A free public screening and discussion with the artist
Saturday, March 1—1:30pm, Room 112, Thompson Biology Lab, 59 Lab Campus Dr.
In 1989, Cauleen Smith produced an experimental biography (Chronicles of A Lying Spirit By Kelly Gabron) in which marginal representations of black female identity are transposed upon images and locations spanning vast spaces, places, and time. Time travel became narrative metaphor for a diasporic identity in search of itself.
In 1995, the cultural critic Mark Dery published his essay, “Black To The Future,” in which he coined the term “Afrofuturism” to describe the phenomenon of African American artists using the strategies, metaphors, and aesthetics of science, technology, cosmology, and physics to frame and structure their music (Sun Ra, Lee Scratch Perry), visual art (John Biggers, Eldzier Cortor), and narratives (Samuel Delany, Octavia Butler). This label has served to realign artists and intellectuals of the past with contemporary cultural producers into a continuum in which race itself becomes a technology that permits the exploration of inner spaces, outer spaces, and structures for intimacy, freedom, and social utility that are unsanctioned by mundane (non-speculative) narratives.
The Afro-Futurist Films of Cauleen Smith span nineteen years of experimental time-based media practice. As Smith’s critical engagement with sci-fi deepens, she better understands the fact that it is quite a natural genre for a person who is very interested in history, memory, and cognitive estrangement.
The Everyday Possibilities of the Black Imagination: A Conversation with Cauleen Smith
Friday, February 28—4:00pm, Griffin 6
In conjunction with her visit to Williams, Cauleen Smith will present and discuss selections from her acclaimed film, video, and mixed-media work, and her broader exploration of speculative and innovative currents in black cultural traditions. Everyone is welcome, but if you are interested in learning more about Cauleen Smith’s work in advance, please contact Vince Schleitwiler at [email protected].
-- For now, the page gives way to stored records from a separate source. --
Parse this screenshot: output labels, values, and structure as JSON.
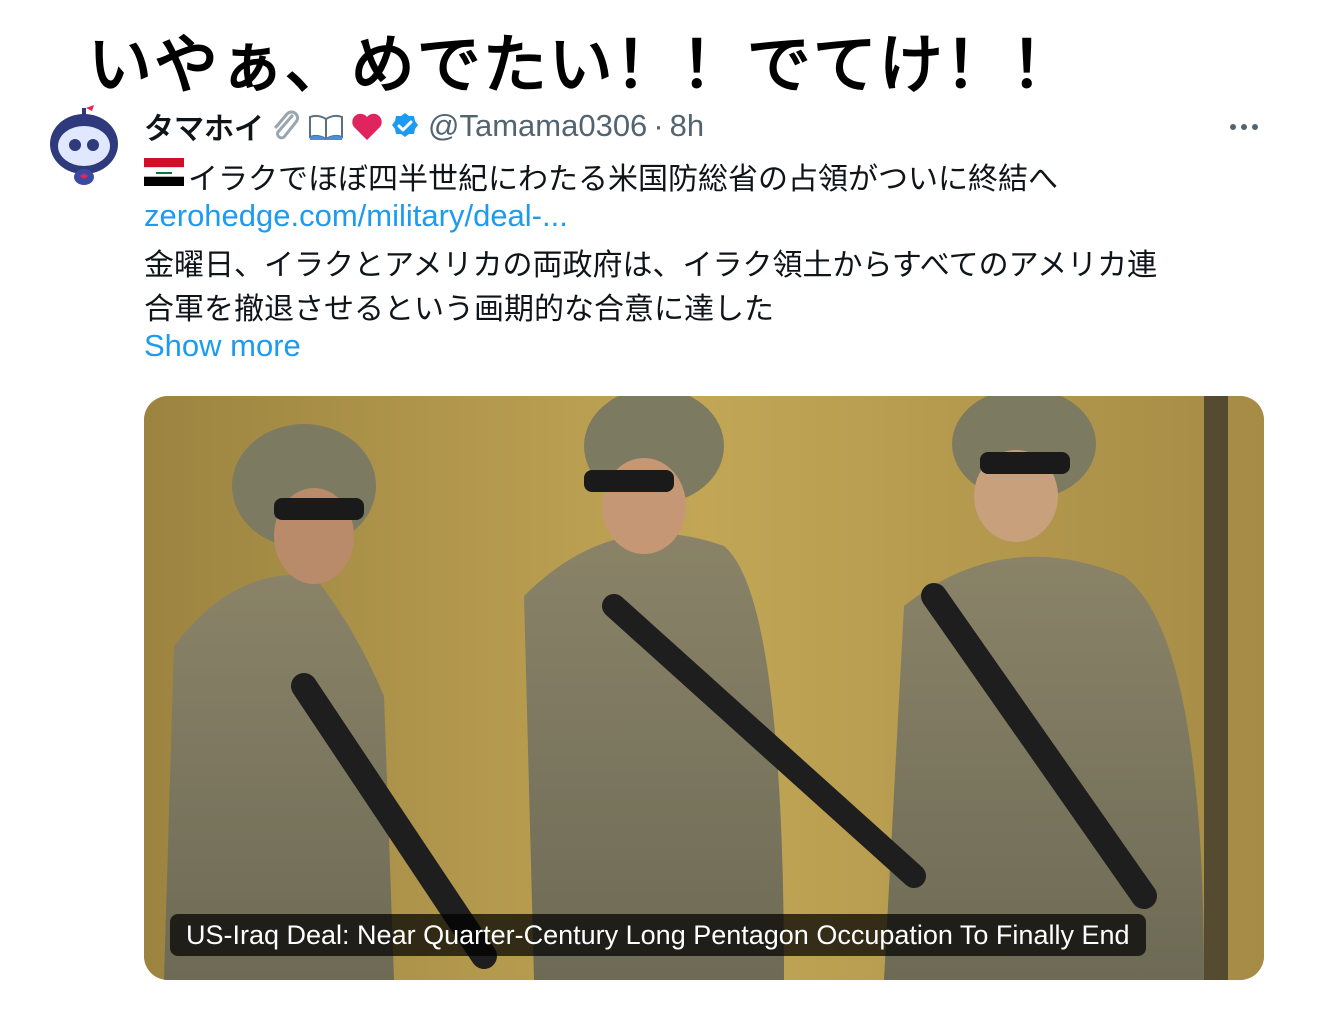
{
  "caption": "いやぁ、めでたい！！でてけ！！",
  "tweet": {
    "display_name": "タマホイ",
    "name_emojis": [
      "paperclip-icon",
      "book-icon",
      "red-heart-icon"
    ],
    "verified": true,
    "handle": "@Tamama0306",
    "separator": "·",
    "time": "8h",
    "flag": "iraq-flag-icon",
    "headline": "イラクでほぼ四半世紀にわたる米国防総省の占領がついに終結へ",
    "link": "zerohedge.com/military/deal-...",
    "body_line1": "金曜日、イラクとアメリカの両政府は、イラク領土からすべてのアメリカ連",
    "body_line2": "合軍を撤退させるという画期的な合意に達した",
    "show_more": "Show more",
    "card": {
      "title": "US-Iraq Deal: Near Quarter-Century Long Pentagon Occupation To Finally End"
    }
  },
  "colors": {
    "link": "#1d9bf0",
    "muted": "#536471",
    "verified": "#1d9bf0",
    "heart": "#e0245e"
  }
}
Cauleen Smith is an acclaimed filmmaker and video artist whose work reflects on the everyday possibilities of the black imagination. In narrative features and experimental shorts, multi-channel film and video installations, incorporating sculptural objects and text, and in other innovative work across a variety of media and forms, Smith has pursued wide-ranging interests roaming from her roots in structuralist filmmaking to Afrofuturist narrative strategies. Her work has garnered numerous awards, grants, and residencies, and been featured at festivals and museums including Sundance, SXSW, the Los Angeles County Museum of Art, MOCA Los Angeles, MCA Chicago, and the Studio Museum in Harlem.
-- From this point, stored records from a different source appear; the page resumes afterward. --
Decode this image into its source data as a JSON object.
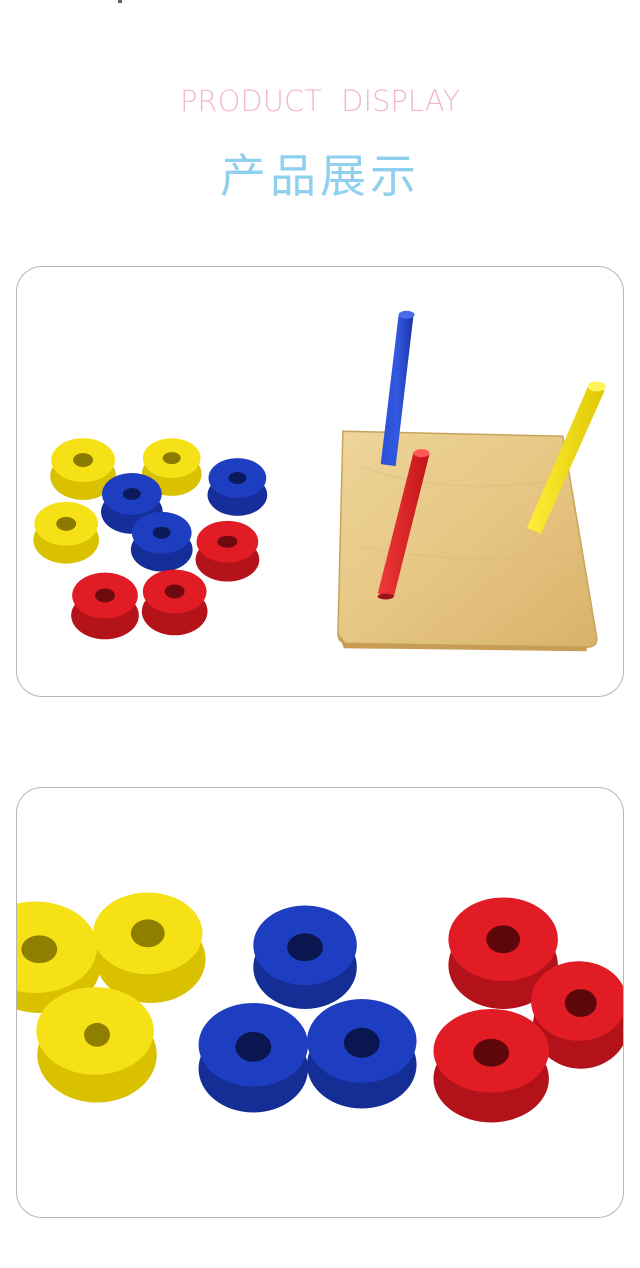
{
  "header": {
    "title_en": "PRODUCT  DISPLAY",
    "title_cn": "产品展示",
    "title_en_color": "#f2b8c8",
    "title_cn_color": "#8fd0ee"
  },
  "photos": [
    {
      "subject": "wooden stacking toy: square board with blue, red and yellow pegs beside blue, red and yellow rings",
      "colors": {
        "yellow": "#f5e116",
        "blue": "#1d3ec0",
        "red": "#e21c24",
        "wood": "#e8c984"
      }
    },
    {
      "subject": "close-up of three groups of three rings: yellow, blue and red",
      "colors": {
        "yellow": "#f5e116",
        "blue": "#1d3ec0",
        "red": "#e21c24"
      }
    }
  ]
}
Sponsored by the Graduate Program in the History of Art, the English Department, the American Studies Department, the Davis Center, the Comparative Literature Program, and the Africana Studies Program.